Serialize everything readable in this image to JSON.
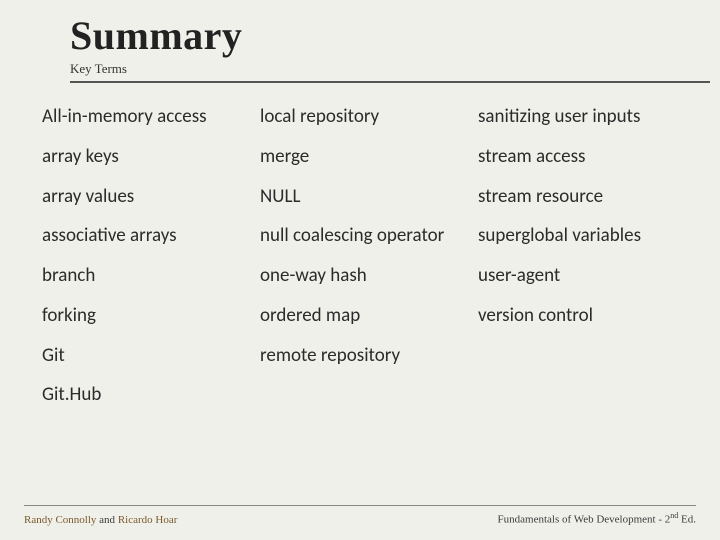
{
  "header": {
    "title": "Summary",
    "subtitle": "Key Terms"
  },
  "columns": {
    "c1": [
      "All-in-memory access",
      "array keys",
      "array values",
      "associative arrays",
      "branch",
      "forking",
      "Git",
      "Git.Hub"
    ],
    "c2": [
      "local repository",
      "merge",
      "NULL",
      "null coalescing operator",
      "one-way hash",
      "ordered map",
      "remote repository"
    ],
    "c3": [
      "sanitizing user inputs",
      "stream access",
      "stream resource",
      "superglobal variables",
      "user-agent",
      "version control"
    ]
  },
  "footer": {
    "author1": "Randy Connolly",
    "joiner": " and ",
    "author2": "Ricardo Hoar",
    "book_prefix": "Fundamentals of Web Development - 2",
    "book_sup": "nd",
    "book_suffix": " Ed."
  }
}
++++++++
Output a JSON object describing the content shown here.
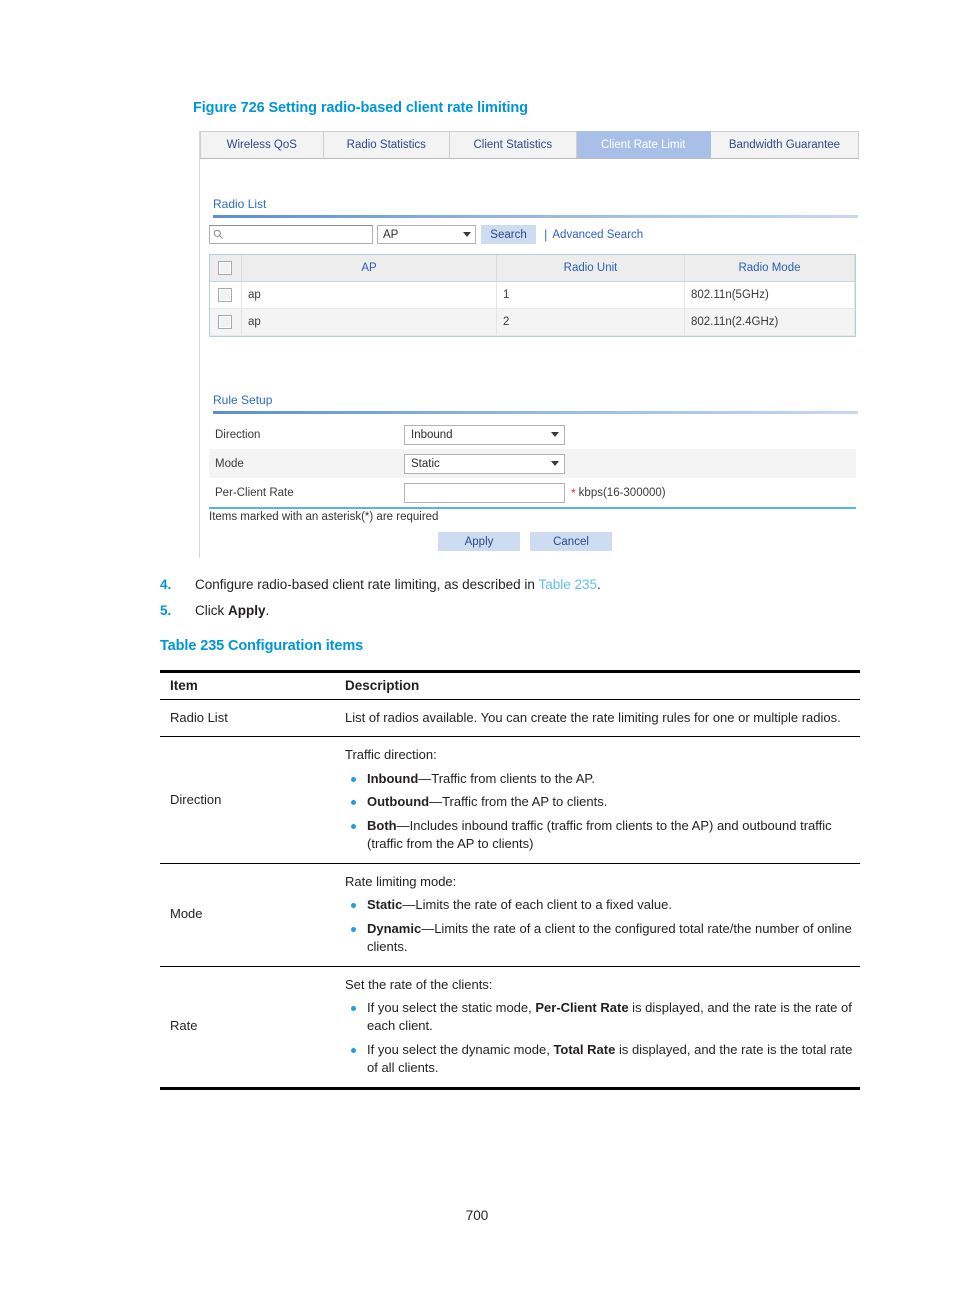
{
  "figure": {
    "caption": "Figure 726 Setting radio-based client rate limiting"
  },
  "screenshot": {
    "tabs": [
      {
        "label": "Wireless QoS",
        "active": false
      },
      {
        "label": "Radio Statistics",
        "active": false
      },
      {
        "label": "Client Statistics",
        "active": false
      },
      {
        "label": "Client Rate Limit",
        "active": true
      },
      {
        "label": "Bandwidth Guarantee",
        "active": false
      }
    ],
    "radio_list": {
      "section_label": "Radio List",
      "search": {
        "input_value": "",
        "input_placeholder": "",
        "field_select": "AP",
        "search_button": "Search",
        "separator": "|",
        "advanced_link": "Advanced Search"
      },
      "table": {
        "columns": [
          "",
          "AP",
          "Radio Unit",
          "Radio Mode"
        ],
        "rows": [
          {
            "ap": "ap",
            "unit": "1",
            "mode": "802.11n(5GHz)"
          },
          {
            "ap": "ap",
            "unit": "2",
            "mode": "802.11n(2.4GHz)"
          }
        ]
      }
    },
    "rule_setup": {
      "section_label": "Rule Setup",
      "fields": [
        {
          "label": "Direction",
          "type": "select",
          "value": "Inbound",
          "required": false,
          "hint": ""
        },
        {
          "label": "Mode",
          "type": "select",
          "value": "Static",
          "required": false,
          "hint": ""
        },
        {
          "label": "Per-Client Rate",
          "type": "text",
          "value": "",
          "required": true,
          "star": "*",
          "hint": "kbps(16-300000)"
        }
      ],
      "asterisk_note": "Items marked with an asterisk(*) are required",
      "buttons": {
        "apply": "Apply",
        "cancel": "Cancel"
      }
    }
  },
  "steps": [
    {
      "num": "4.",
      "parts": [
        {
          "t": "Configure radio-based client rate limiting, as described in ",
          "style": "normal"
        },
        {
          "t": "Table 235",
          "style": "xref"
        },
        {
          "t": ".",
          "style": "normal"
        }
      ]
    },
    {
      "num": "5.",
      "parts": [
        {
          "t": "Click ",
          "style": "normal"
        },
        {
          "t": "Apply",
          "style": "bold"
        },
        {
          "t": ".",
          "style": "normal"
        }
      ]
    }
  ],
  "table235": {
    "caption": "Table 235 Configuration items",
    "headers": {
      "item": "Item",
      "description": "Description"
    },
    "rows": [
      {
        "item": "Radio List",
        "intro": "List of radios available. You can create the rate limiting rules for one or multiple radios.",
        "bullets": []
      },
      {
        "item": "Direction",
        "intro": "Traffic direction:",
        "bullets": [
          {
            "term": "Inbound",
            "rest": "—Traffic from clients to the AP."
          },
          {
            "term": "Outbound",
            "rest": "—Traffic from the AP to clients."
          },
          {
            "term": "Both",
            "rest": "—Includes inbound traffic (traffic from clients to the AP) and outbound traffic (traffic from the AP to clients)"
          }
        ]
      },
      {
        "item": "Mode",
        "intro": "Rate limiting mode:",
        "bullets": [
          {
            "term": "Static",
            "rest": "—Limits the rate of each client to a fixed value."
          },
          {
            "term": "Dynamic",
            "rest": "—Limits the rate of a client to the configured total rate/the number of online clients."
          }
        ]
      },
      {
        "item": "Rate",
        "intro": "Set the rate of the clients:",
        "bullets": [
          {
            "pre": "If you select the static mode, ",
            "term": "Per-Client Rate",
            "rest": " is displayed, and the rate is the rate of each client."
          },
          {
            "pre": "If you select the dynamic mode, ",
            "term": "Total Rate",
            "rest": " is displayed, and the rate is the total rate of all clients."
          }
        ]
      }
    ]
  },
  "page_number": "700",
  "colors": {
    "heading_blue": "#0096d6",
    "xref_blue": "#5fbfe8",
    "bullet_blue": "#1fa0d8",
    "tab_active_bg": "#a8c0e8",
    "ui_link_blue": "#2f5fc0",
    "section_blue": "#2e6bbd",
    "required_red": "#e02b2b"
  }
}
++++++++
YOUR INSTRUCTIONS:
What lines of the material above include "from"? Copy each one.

EXERCISE RESULT:
            "rest": "—Traffic from clients to the AP."
            "rest": "—Traffic from the AP to clients."
            "rest": "—Includes inbound traffic (traffic from clients to the AP) and outbound traffic (traffic from the AP to clients)"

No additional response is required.